EXERCISE OBJECTIVE: Output the records. Match them exactly.

INFORMATION GIVEN:
-=-=-

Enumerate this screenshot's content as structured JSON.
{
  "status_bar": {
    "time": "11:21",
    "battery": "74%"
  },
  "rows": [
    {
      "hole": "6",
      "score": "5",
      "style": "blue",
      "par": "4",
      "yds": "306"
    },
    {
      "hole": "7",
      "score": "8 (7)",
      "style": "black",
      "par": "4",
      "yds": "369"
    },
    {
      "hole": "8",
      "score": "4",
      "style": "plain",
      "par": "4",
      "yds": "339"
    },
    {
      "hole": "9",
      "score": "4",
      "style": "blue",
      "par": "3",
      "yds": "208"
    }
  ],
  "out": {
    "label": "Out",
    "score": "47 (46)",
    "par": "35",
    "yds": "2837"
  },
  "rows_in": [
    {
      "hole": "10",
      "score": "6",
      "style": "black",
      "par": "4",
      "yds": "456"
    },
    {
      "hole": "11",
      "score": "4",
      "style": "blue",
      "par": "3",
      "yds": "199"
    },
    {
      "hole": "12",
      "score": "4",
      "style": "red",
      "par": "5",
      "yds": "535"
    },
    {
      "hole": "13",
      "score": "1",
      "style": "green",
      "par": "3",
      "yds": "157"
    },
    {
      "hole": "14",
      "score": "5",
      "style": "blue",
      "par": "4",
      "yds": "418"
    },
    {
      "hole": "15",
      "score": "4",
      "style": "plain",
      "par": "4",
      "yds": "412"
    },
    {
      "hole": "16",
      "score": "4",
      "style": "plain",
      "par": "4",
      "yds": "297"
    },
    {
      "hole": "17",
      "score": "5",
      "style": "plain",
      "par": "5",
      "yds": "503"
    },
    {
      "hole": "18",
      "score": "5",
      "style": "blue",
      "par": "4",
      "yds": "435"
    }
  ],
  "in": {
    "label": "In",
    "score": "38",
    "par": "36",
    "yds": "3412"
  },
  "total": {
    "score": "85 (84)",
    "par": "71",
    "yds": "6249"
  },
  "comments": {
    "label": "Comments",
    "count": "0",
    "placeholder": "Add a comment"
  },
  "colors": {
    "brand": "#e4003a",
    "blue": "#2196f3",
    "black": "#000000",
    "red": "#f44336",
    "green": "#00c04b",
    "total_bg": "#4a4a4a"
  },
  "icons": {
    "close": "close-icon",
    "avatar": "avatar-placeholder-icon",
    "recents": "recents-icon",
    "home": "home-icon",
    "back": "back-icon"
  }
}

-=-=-

SOLUTION TO THIS TASK:
Enumerate this screenshot's content as structured JSON.
{
  "status_bar": {
    "time": "11:21",
    "battery": "74%"
  },
  "rows": [
    {
      "hole": "6",
      "score": "5",
      "style": "blue",
      "par": "4",
      "yds": "306"
    },
    {
      "hole": "7",
      "score": "8 (7)",
      "style": "black",
      "par": "4",
      "yds": "369"
    },
    {
      "hole": "8",
      "score": "4",
      "style": "plain",
      "par": "4",
      "yds": "339"
    },
    {
      "hole": "9",
      "score": "4",
      "style": "blue",
      "par": "3",
      "yds": "208"
    }
  ],
  "out": {
    "label": "Out",
    "score": "47 (46)",
    "par": "35",
    "yds": "2837"
  },
  "rows_in": [
    {
      "hole": "10",
      "score": "6",
      "style": "black",
      "par": "4",
      "yds": "456"
    },
    {
      "hole": "11",
      "score": "4",
      "style": "blue",
      "par": "3",
      "yds": "199"
    },
    {
      "hole": "12",
      "score": "4",
      "style": "red",
      "par": "5",
      "yds": "535"
    },
    {
      "hole": "13",
      "score": "1",
      "style": "green",
      "par": "3",
      "yds": "157"
    },
    {
      "hole": "14",
      "score": "5",
      "style": "blue",
      "par": "4",
      "yds": "418"
    },
    {
      "hole": "15",
      "score": "4",
      "style": "plain",
      "par": "4",
      "yds": "412"
    },
    {
      "hole": "16",
      "score": "4",
      "style": "plain",
      "par": "4",
      "yds": "297"
    },
    {
      "hole": "17",
      "score": "5",
      "style": "plain",
      "par": "5",
      "yds": "503"
    },
    {
      "hole": "18",
      "score": "5",
      "style": "blue",
      "par": "4",
      "yds": "435"
    }
  ],
  "in": {
    "label": "In",
    "score": "38",
    "par": "36",
    "yds": "3412"
  },
  "total": {
    "score": "85 (84)",
    "par": "71",
    "yds": "6249"
  },
  "comments": {
    "label": "Comments",
    "count": "0",
    "placeholder": "Add a comment"
  },
  "colors": {
    "brand": "#e4003a",
    "blue": "#2196f3",
    "black": "#000000",
    "red": "#f44336",
    "green": "#00c04b",
    "total_bg": "#4a4a4a"
  },
  "icons": {
    "close": "close-icon",
    "avatar": "avatar-placeholder-icon",
    "recents": "recents-icon",
    "home": "home-icon",
    "back": "back-icon"
  }
}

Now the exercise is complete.